Impact Hub
Impact Investing Hub*
Impact Investor Landscape*
Impact Platform Germany*
Impact.tech*
ImpactAlpha*
ImpactAssets*
Impactbase*
ImpactHub*
ImpactSpace*
ImpactUs*
Inclusive Business
Inclusive Business Accelerator*
Inclusive Business Action Network*
Innovation Network
Intellecap*
Inter-American Development Bank (IADB)
International Development
International Development Innovation Network
International Finance Corporation (IFC)
Invest Americas*
Invest with Values*
Investibule*
Investorflow*
Investors' Circle*
IXO*
Kentucky Science and Technology Corporation
Kiva*
KL Felicitas Foundation
La Bolsa Social*
Lelapa Fund*
LendaHand*
Liquid Net for Good
Liquidnet*
Lumo*
MacArthur Foundation*
MaRS Centre for Impact Investing*
Max Impact Ecosystems*
MissionMarkets*
Misssion Investors Exchange*
Movement Capital*
MyC4 (Debt, Africa)*
Nex Exchange*
Nextwave Ventures
OECD*
Omidyar Network*
One Planet Crowd*
Onevest*
Open Society Foundations*
OpenImpact*
Orbitt*
Organisation for Economic Co-operation and Development (OECD)
Ouisa*
Palico*
Peer Water Exchange*
Posible LA*
PreIgnition*
PreSeries*
Purpose Capital
Pymwymic*
Rabble*
Refugee Investment Network*
Renew*
RENEW Strategies
Rockefeller Foundation*
Rockefeller Philanthropy Advisors
Root Capital
Safe Water Network*
Samhita.org*
SASIX/ KASIX (Africa)*
SDG Investments*
Seed Stars Summit*
SeedStars World
SharedImpact*
Sharein*
ShareNett*
Skoll Foundation
SOCAP*
Social Capital Markets (SOCAP)
Social Stock Exchange*
Sphaera*
Startgreen Capital*
Startgrid*
SVX*
SVX Mexico
SwitchMed*
tbn*
Tech4Impact Seed Fund*
The Ground Up Project*
The Hub Exchange*
The ImPact*
The Investment Integration Project (TIIP)

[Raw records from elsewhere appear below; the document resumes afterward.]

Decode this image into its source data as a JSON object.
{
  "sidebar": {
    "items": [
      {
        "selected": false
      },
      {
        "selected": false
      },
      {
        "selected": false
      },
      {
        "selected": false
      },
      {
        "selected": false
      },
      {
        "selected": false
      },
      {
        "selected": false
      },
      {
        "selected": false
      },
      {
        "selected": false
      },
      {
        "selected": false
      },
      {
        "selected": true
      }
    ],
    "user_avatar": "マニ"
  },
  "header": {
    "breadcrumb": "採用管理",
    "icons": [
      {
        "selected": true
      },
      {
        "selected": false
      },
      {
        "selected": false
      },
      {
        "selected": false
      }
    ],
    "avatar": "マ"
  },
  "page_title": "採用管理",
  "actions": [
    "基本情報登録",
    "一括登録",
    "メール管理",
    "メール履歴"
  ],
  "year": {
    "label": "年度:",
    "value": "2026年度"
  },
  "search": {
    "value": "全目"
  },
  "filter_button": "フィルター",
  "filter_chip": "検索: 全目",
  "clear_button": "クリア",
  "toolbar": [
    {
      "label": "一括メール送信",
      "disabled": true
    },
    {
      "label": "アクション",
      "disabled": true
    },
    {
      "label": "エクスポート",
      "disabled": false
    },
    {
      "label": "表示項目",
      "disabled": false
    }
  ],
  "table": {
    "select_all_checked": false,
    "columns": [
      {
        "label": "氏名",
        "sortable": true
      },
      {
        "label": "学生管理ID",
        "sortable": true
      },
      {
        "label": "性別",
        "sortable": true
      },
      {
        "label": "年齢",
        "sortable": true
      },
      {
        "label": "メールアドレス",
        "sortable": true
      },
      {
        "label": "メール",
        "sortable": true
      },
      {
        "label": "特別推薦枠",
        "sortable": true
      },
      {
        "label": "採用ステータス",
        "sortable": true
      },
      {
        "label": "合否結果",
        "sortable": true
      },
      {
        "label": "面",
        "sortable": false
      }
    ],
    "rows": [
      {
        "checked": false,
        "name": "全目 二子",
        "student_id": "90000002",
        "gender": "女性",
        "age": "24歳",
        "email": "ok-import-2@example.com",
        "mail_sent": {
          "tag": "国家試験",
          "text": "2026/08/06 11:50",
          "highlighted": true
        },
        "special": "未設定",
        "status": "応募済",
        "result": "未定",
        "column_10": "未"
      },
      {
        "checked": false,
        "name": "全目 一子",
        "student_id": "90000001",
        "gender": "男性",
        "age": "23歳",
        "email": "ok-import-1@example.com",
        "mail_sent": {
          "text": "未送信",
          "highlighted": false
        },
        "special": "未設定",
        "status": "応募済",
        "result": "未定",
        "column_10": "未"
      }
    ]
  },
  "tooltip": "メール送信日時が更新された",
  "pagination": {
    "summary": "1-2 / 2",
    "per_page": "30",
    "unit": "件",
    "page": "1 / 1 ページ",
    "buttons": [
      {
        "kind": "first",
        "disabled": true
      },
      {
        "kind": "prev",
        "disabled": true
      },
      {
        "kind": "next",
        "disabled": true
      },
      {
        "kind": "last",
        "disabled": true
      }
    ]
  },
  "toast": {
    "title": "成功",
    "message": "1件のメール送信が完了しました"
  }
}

The Legacy Funds*
Toniic
Total Impact Capital*
Transform Finance*
Transformational Business Network
Trine*
UBS / Align17*
UN SDSN
Urban Logic*
USAID*
VC4A*
Village Capital
Wakibi*
Waterpreneurs*
Women Effect*
WoMena*
World Startup Wiki*

Download the Report Now